Provided data:
--

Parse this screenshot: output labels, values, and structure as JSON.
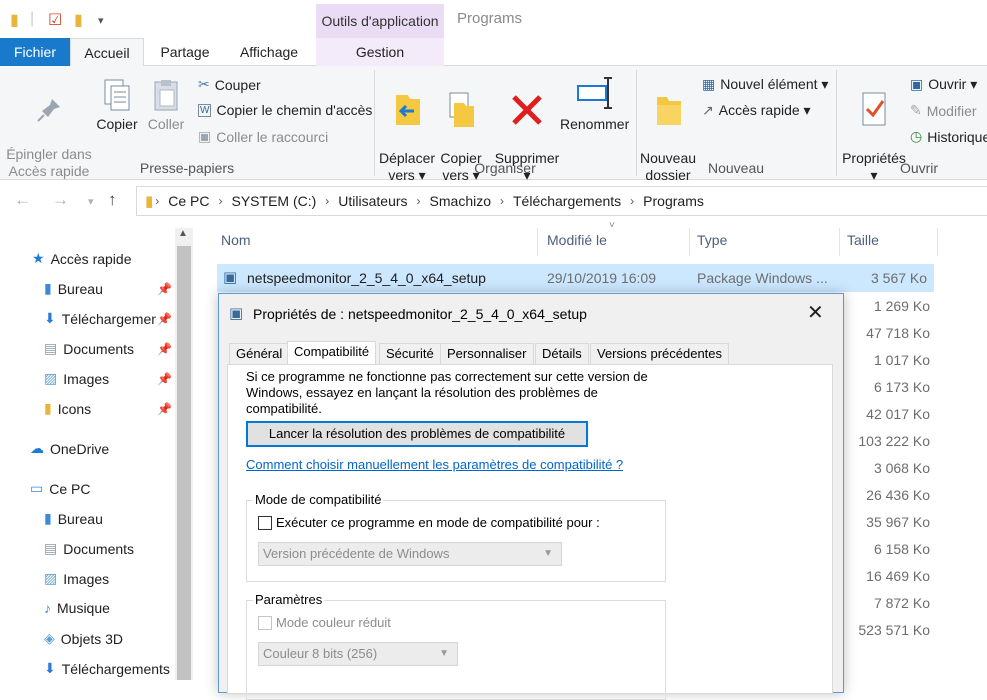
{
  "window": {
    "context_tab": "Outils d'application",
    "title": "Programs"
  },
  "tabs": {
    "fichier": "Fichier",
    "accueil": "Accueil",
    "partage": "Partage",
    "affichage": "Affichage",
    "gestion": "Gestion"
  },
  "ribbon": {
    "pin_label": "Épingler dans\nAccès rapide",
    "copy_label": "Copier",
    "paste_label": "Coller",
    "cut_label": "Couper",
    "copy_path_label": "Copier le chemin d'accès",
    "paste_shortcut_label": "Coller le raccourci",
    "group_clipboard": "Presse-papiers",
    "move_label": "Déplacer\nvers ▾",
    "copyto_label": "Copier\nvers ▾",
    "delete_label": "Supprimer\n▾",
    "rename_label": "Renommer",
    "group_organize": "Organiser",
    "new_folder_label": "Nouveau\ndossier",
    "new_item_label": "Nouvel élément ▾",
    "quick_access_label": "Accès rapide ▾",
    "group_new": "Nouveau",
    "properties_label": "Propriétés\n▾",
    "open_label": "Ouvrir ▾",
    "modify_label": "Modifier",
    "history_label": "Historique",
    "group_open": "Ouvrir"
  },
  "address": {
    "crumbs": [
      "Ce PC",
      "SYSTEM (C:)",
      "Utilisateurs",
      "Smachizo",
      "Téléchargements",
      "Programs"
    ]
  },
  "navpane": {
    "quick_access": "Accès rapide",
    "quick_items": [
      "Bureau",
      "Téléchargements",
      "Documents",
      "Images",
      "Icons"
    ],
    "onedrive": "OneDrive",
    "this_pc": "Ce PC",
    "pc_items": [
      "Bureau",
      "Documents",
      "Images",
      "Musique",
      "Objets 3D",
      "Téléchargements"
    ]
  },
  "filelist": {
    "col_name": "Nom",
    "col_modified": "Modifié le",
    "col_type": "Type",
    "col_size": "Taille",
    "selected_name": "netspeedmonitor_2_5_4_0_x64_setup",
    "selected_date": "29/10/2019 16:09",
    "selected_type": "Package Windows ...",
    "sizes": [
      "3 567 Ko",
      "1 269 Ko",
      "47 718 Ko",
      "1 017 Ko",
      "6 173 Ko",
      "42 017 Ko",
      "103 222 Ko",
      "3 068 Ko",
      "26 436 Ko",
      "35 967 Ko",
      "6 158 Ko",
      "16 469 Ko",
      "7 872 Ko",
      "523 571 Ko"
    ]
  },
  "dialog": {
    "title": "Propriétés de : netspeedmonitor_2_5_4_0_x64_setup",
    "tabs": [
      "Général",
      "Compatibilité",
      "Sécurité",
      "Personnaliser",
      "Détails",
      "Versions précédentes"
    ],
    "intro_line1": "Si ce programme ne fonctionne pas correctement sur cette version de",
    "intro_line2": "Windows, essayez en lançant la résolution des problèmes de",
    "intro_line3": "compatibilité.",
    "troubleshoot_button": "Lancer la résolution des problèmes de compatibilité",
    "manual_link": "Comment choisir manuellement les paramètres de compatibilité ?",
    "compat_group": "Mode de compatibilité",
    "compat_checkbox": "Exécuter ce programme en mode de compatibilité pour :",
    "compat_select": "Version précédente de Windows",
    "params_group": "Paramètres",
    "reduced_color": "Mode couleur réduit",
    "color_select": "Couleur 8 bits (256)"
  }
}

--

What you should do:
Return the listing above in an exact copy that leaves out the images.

Answer to the exercise:
Parse this screenshot: output labels, values, and structure as JSON.
{
  "window": {
    "context_tab": "Outils d'application",
    "title": "Programs"
  },
  "tabs": {
    "fichier": "Fichier",
    "accueil": "Accueil",
    "partage": "Partage",
    "affichage": "Affichage",
    "gestion": "Gestion"
  },
  "ribbon": {
    "pin_label": "Épingler dans\nAccès rapide",
    "copy_label": "Copier",
    "paste_label": "Coller",
    "cut_label": "Couper",
    "copy_path_label": "Copier le chemin d'accès",
    "paste_shortcut_label": "Coller le raccourci",
    "group_clipboard": "Presse-papiers",
    "move_label": "Déplacer\nvers ▾",
    "copyto_label": "Copier\nvers ▾",
    "delete_label": "Supprimer\n▾",
    "rename_label": "Renommer",
    "group_organize": "Organiser",
    "new_folder_label": "Nouveau\ndossier",
    "new_item_label": "Nouvel élément ▾",
    "quick_access_label": "Accès rapide ▾",
    "group_new": "Nouveau",
    "properties_label": "Propriétés\n▾",
    "open_label": "Ouvrir ▾",
    "modify_label": "Modifier",
    "history_label": "Historique",
    "group_open": "Ouvrir"
  },
  "address": {
    "crumbs": [
      "Ce PC",
      "SYSTEM (C:)",
      "Utilisateurs",
      "Smachizo",
      "Téléchargements",
      "Programs"
    ]
  },
  "navpane": {
    "quick_access": "Accès rapide",
    "quick_items": [
      "Bureau",
      "Téléchargements",
      "Documents",
      "Images",
      "Icons"
    ],
    "onedrive": "OneDrive",
    "this_pc": "Ce PC",
    "pc_items": [
      "Bureau",
      "Documents",
      "Images",
      "Musique",
      "Objets 3D",
      "Téléchargements"
    ]
  },
  "filelist": {
    "col_name": "Nom",
    "col_modified": "Modifié le",
    "col_type": "Type",
    "col_size": "Taille",
    "selected_name": "netspeedmonitor_2_5_4_0_x64_setup",
    "selected_date": "29/10/2019 16:09",
    "selected_type": "Package Windows ...",
    "sizes": [
      "3 567 Ko",
      "1 269 Ko",
      "47 718 Ko",
      "1 017 Ko",
      "6 173 Ko",
      "42 017 Ko",
      "103 222 Ko",
      "3 068 Ko",
      "26 436 Ko",
      "35 967 Ko",
      "6 158 Ko",
      "16 469 Ko",
      "7 872 Ko",
      "523 571 Ko"
    ]
  },
  "dialog": {
    "title": "Propriétés de : netspeedmonitor_2_5_4_0_x64_setup",
    "tabs": [
      "Général",
      "Compatibilité",
      "Sécurité",
      "Personnaliser",
      "Détails",
      "Versions précédentes"
    ],
    "intro_line1": "Si ce programme ne fonctionne pas correctement sur cette version de",
    "intro_line2": "Windows, essayez en lançant la résolution des problèmes de",
    "intro_line3": "compatibilité.",
    "troubleshoot_button": "Lancer la résolution des problèmes de compatibilité",
    "manual_link": "Comment choisir manuellement les paramètres de compatibilité ?",
    "compat_group": "Mode de compatibilité",
    "compat_checkbox": "Exécuter ce programme en mode de compatibilité pour :",
    "compat_select": "Version précédente de Windows",
    "params_group": "Paramètres",
    "reduced_color": "Mode couleur réduit",
    "color_select": "Couleur 8 bits (256)"
  }
}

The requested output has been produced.